COWDRAY CLUB (THE NATION'S NURSES AND PROFESSIONAL WOMEN'S CLUB LTD)
The records consist of a complete set of Council and Committee minutes and detailed membership records, including notes on links with other women's clubs such as the University Women's Club and the V.A.D. Ladies Club.
1919 - 1974
Photographs and Illustrations
The Nation's Nurses and Professional Women's Club Ltd
The collection complements existing GLRO collections such as those concerned with nursing, Nightingale School (H1/ST/NTS), Nightingale Collection (H1/ST/NC), Guy's Hospital Trained Nurses Institution (H9/GY/GHINI), Ranyard Nurses Mission (A/RNY), those concerning women such as the Women's Local Government Society (A/WLG) and the Schoolmistresses and Governesses Benevolent Instititution (Acc 3065), and those records of gentlemans clubs, Brookes Club (Acc 2371), St James's Club (Acc 2371), Union Club (A/UNC). The Cowdray family was also involved with the South London Hospital for Women (H24).
The Cowdray Club was established in 1922 and remained in existence until 1974 when it merged with the Naval and Military Club in Piccadilly.

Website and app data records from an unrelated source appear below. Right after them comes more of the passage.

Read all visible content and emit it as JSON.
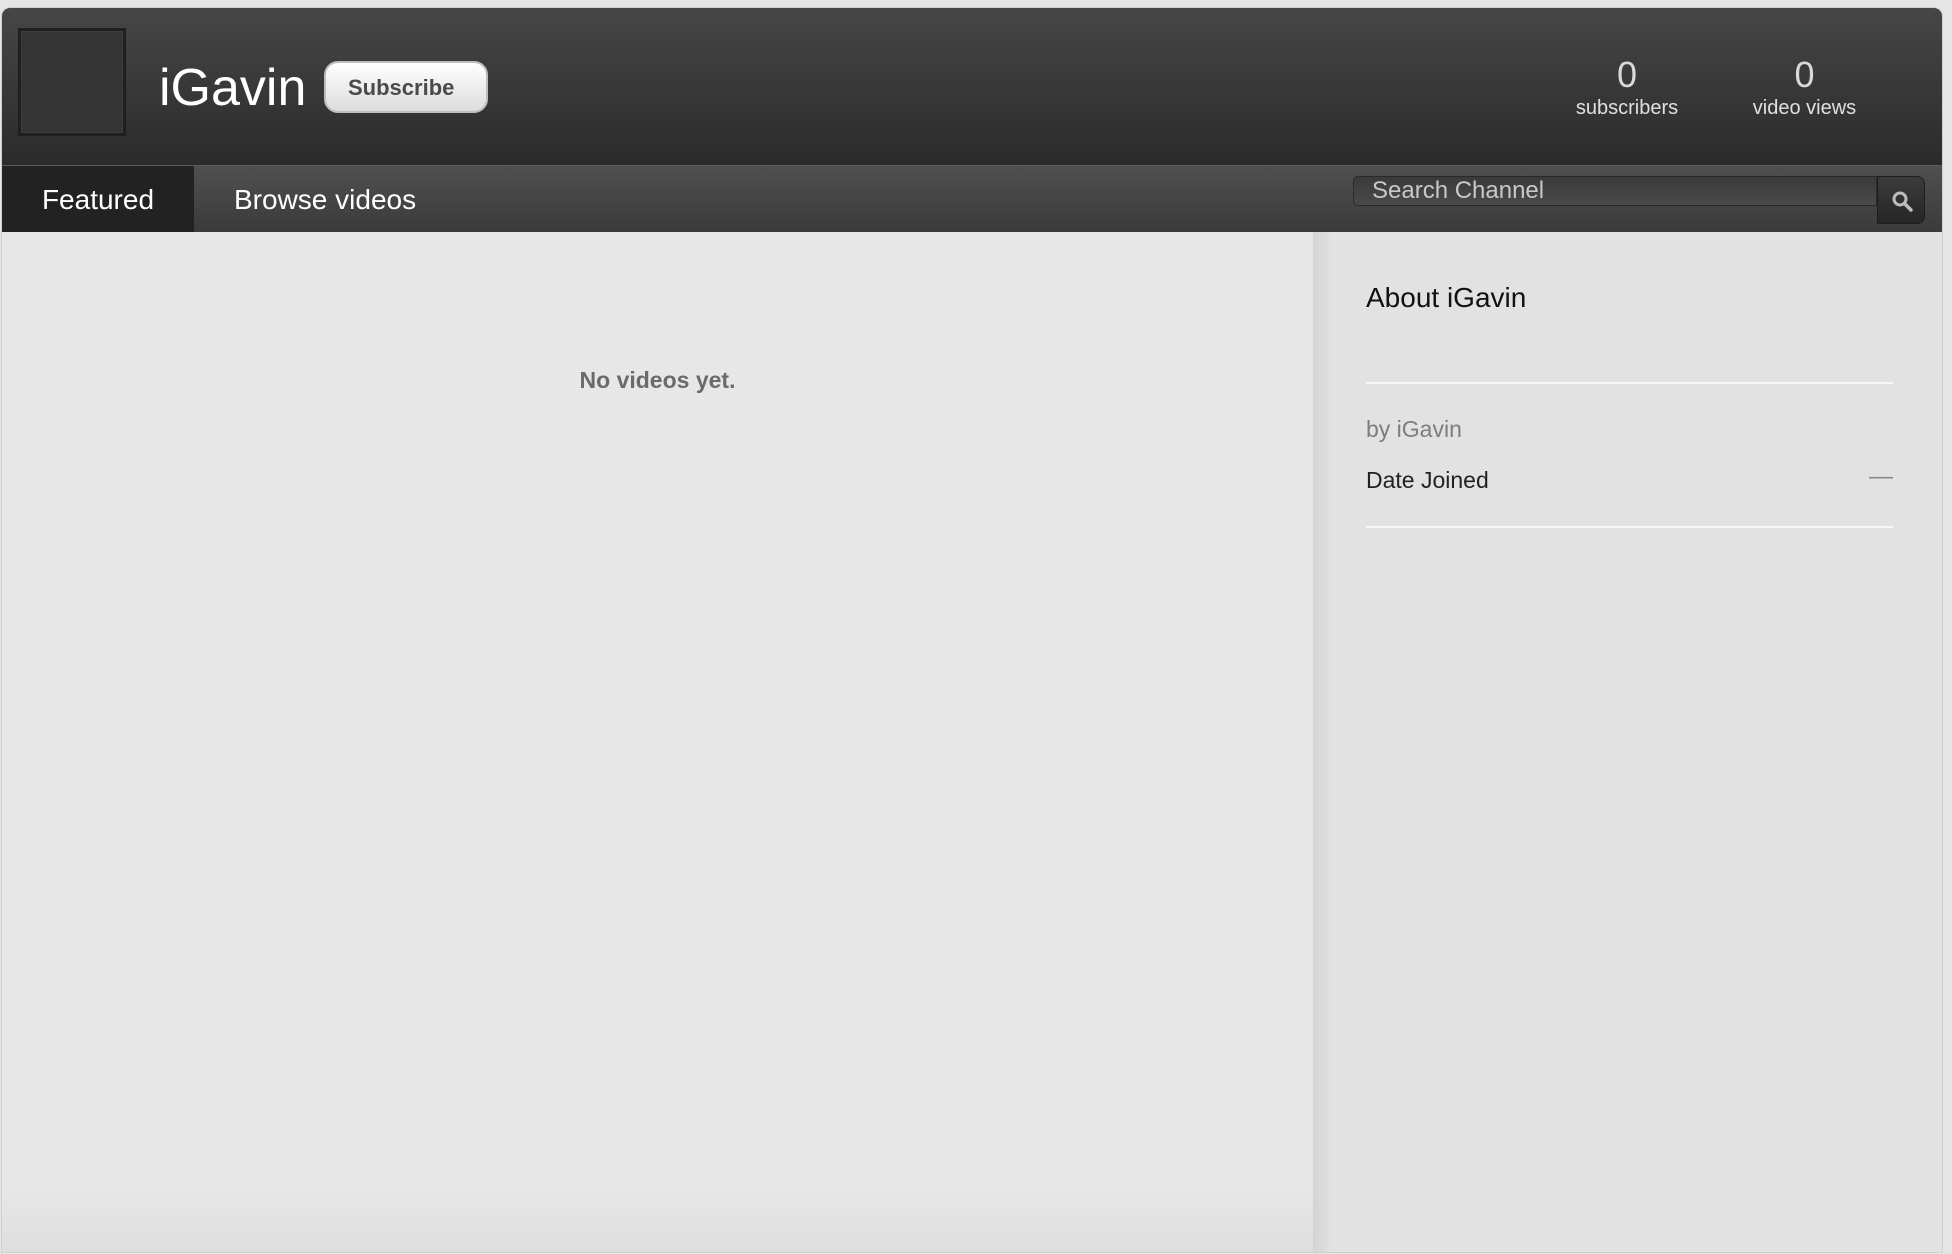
{
  "header": {
    "channel_name": "iGavin",
    "subscribe_label": "Subscribe",
    "stats": {
      "subscribers_count": "0",
      "subscribers_label": "subscribers",
      "views_count": "0",
      "views_label": "video views"
    }
  },
  "nav": {
    "tabs": [
      {
        "label": "Featured",
        "active": true
      },
      {
        "label": "Browse videos",
        "active": false
      }
    ],
    "search_placeholder": "Search Channel",
    "search_icon": "search-icon"
  },
  "main": {
    "empty_message": "No videos yet."
  },
  "sidebar": {
    "about_title": "About iGavin",
    "by_line": "by iGavin",
    "date_joined_label": "Date Joined",
    "date_joined_value": "—"
  },
  "colors": {
    "header_bg": "#2b2b2b",
    "nav_bg": "#4a4a4a",
    "active_tab_bg": "#222222",
    "page_bg": "#e7e7e7"
  }
}
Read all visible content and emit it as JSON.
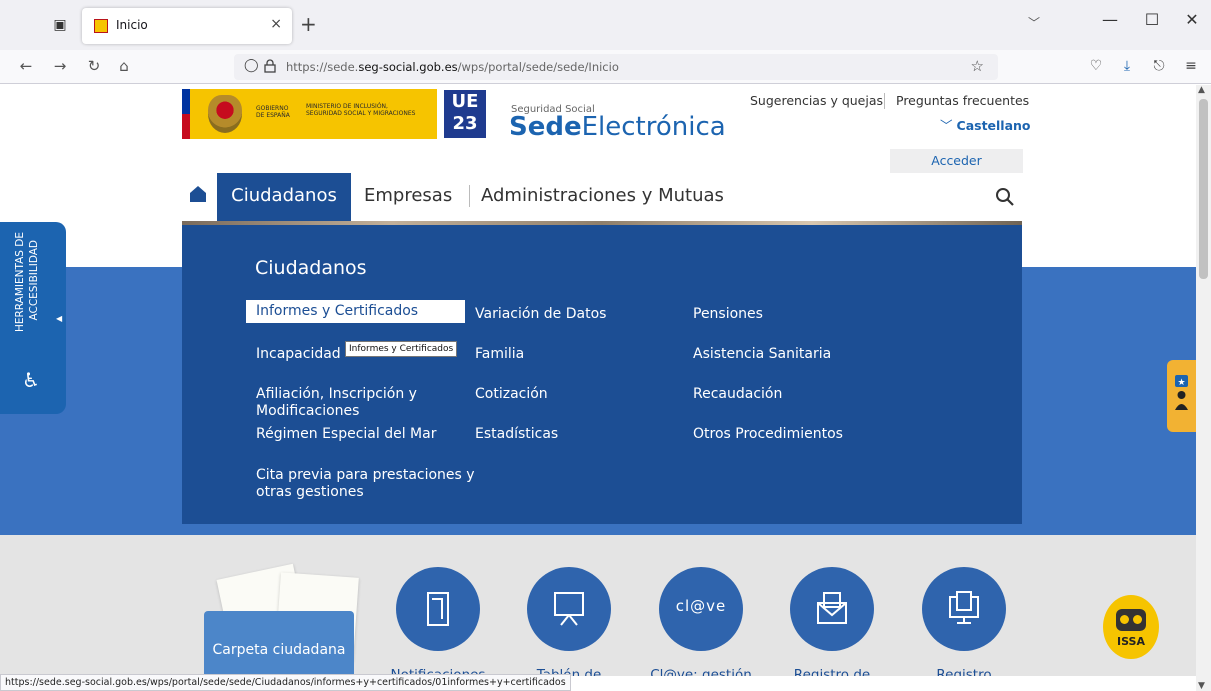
{
  "browser": {
    "tab_title": "Inicio",
    "tab_close": "×",
    "new_tab": "+",
    "url_prefix": "https://sede.",
    "url_domain": "seg-social.gob.es",
    "url_path": "/wps/portal/sede/sede/Inicio",
    "status_url": "https://sede.seg-social.gob.es/wps/portal/sede/sede/Ciudadanos/informes+y+certificados/01informes+y+certificados"
  },
  "header": {
    "gov_text1": "GOBIERNO DE ESPAÑA",
    "gov_text2": "MINISTERIO DE INCLUSIÓN, SEGURIDAD SOCIAL Y MIGRACIONES",
    "eu_top": "UE",
    "eu_bottom": "23",
    "sede_small": "Seguridad Social",
    "sede_bold": "Sede",
    "sede_light": "Electrónica",
    "sugerencias": "Sugerencias y quejas",
    "faq": "Preguntas frecuentes",
    "language": "Castellano",
    "acceder": "Acceder"
  },
  "nav": {
    "ciudadanos": "Ciudadanos",
    "empresas": "Empresas",
    "admin": "Administraciones y Mutuas"
  },
  "megamenu": {
    "title": "Ciudadanos",
    "tooltip": "Informes y Certificados",
    "col1": [
      "Informes y Certificados",
      "Incapacidad",
      "Afiliación, Inscripción y Modificaciones",
      "Régimen Especial del Mar",
      "Cita previa para prestaciones y otras gestiones"
    ],
    "col2": [
      "Variación de Datos",
      "Familia",
      "Cotización",
      "Estadísticas"
    ],
    "col3": [
      "Pensiones",
      "Asistencia Sanitaria",
      "Recaudación",
      "Otros Procedimientos"
    ]
  },
  "accessibility": {
    "line1": "HERRAMIENTAS DE",
    "line2": "ACCESIBILIDAD"
  },
  "services": {
    "carpeta": "Carpeta ciudadana",
    "clave_logo": "cl@ve",
    "labels": [
      "Notificaciones",
      "Tablón de",
      "Cl@ve: gestión",
      "Registro de",
      "Registro"
    ]
  },
  "issa": "ISSA",
  "colors": {
    "primary_blue": "#1c4e94",
    "link_blue": "#1c64b0",
    "hero_blue": "#3a72c0",
    "gov_yellow": "#f6c400",
    "helper_orange": "#f2b233"
  }
}
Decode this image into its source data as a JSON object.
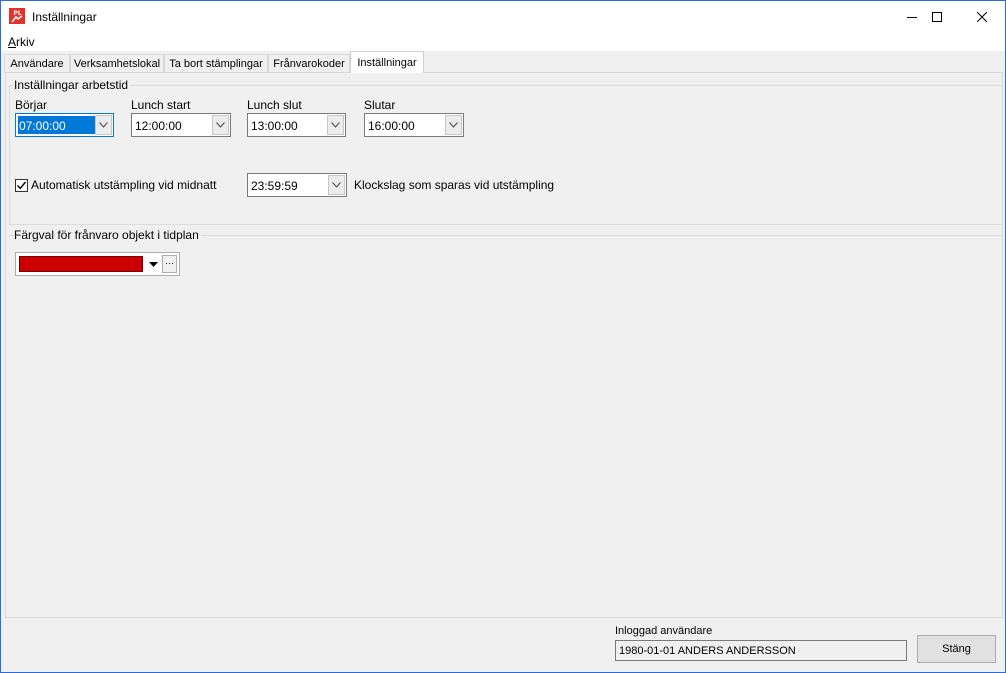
{
  "window": {
    "title": "Inställningar",
    "minimize_icon": "minimize-icon",
    "maximize_icon": "maximize-icon",
    "close_icon": "close-icon"
  },
  "menu": {
    "arkiv_u": "A",
    "arkiv_rest": "rkiv"
  },
  "tabs": [
    {
      "label": "Användare"
    },
    {
      "label": "Verksamhetslokal"
    },
    {
      "label": "Ta bort stämplingar"
    },
    {
      "label": "Frånvarokoder"
    },
    {
      "label": "Inställningar",
      "active": true
    }
  ],
  "worktime": {
    "title": "Inställningar arbetstid",
    "start_label": "Börjar",
    "start_value": "07:00:00",
    "lunch_start_label": "Lunch start",
    "lunch_start_value": "12:00:00",
    "lunch_end_label": "Lunch slut",
    "lunch_end_value": "13:00:00",
    "end_label": "Slutar",
    "end_value": "16:00:00",
    "auto_stamp_label": "Automatisk utstämpling vid midnatt",
    "auto_stamp_checked": true,
    "auto_stamp_time": "23:59:59",
    "auto_stamp_hint": "Klockslag som sparas vid utstämpling"
  },
  "absence_color": {
    "title": "Färgval för frånvaro objekt i tidplan",
    "color": "#cc0000",
    "more_label": "···"
  },
  "status": {
    "user_label": "Inloggad användare",
    "user_value": "1980-01-01  ANDERS ANDERSSON",
    "close_button_label": "Stäng"
  }
}
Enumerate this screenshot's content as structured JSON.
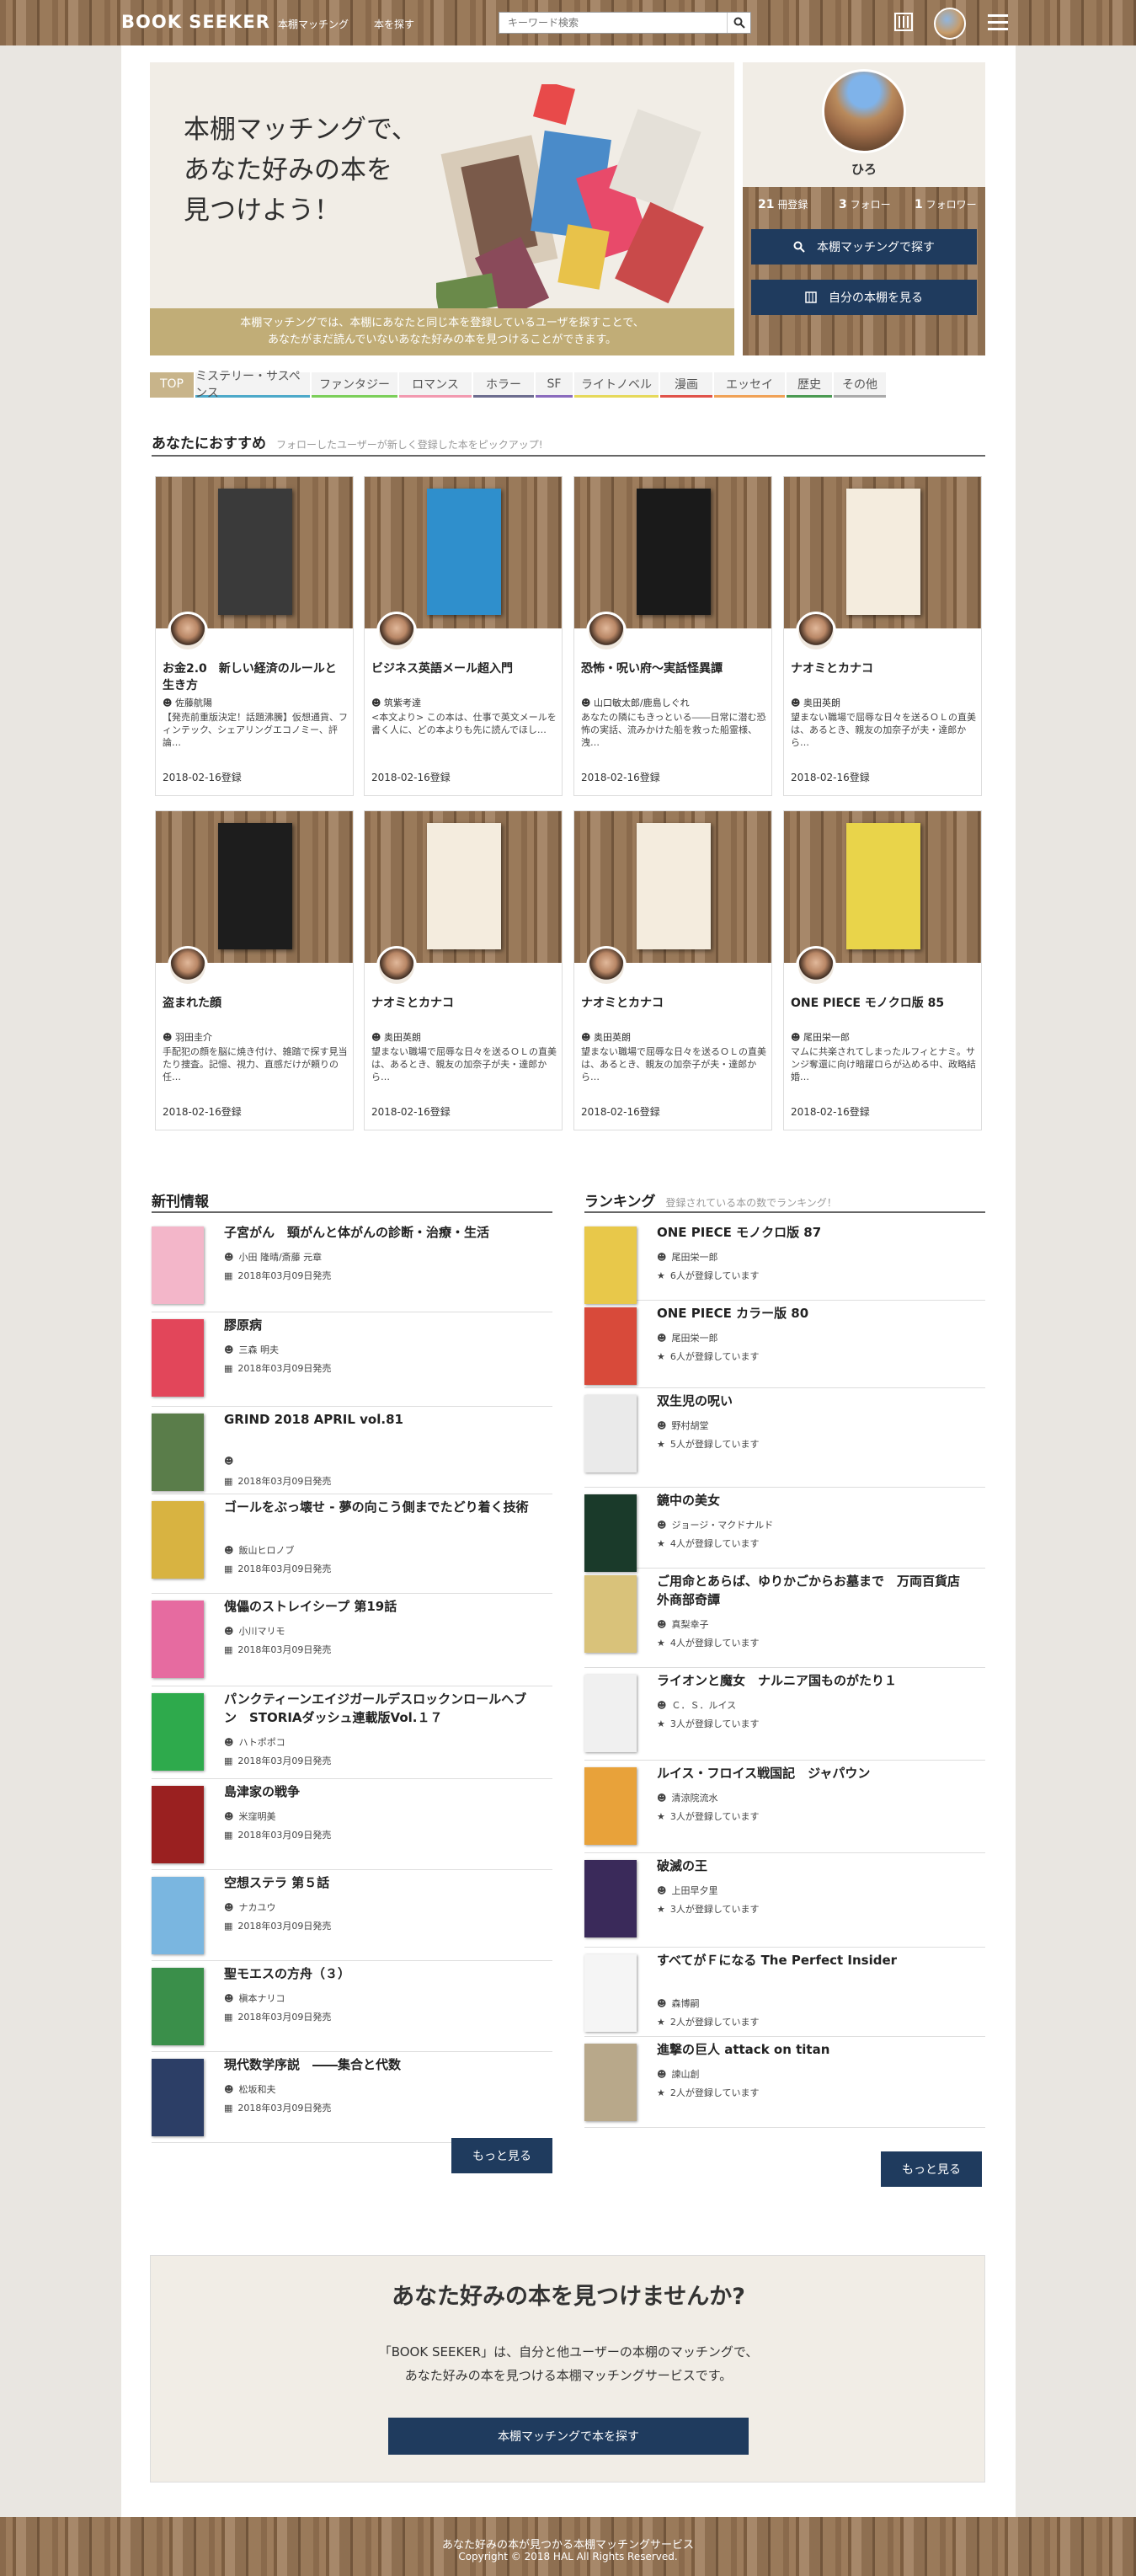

Its original name was The Nation's Nurses and Professional Women's Club Ltd, and its accounts and legal agreements used this name throughout.
The First Viscountess Cowdray did much to promote the nursing profession. As Annie Pearson, the wife of Weetmar Dickinson Pearson a successful Engineering Contractor (Pearson and Son), her life had taken her to Spain, Mexico, New York, Egypt and Malta. She left her mark in her humane care for her husband's employees and in the gift of Cowdray Hospital to Mexico City.
In this country, she was a supporter of District Nursing, being associated with the Queen's Institute of District Nursing, and active in establishing Nursing Services in many rural districts of England and Scotland. She provided 7 Queen's Nurses at her own expense.
Following the creation of the College of Nursing in 1916, Viscountess Cowdray became involved with fundraising for The Nation's Fund for Nurses for the Creation of a Benevolent Fund for Nurses and the Endowment of the College of Nursing. This involvement led to the idea of a gift of a social club for Nurses and Professional Women which "should provide a centre for intercourse and recreation and which should also furnish some of those creature comforts which we associate with the word 'Home'". To this end the Cowdrays purchased 20 Cavendish Square from Mr and Mrs Asquith.
The House was originally built in 1703 and possessed a staircase decorated by Sir James Thornhill. It was converted into a Club by Sir Edwin Cooper and later given a new facade after the purchase of neighbouring properties by the College of Nursing in 1928-1930. The building belonged to the College of Nursing and was leased to the club.
The membership of the Club was on a basis of 55 per cent nurses, 35 per cent Professional Women and 10 per cent women without professional qualifications. The College of Nursing had a 50 per cent representation on the Council of the Club. For much of its existence, the club had over 4,000 members.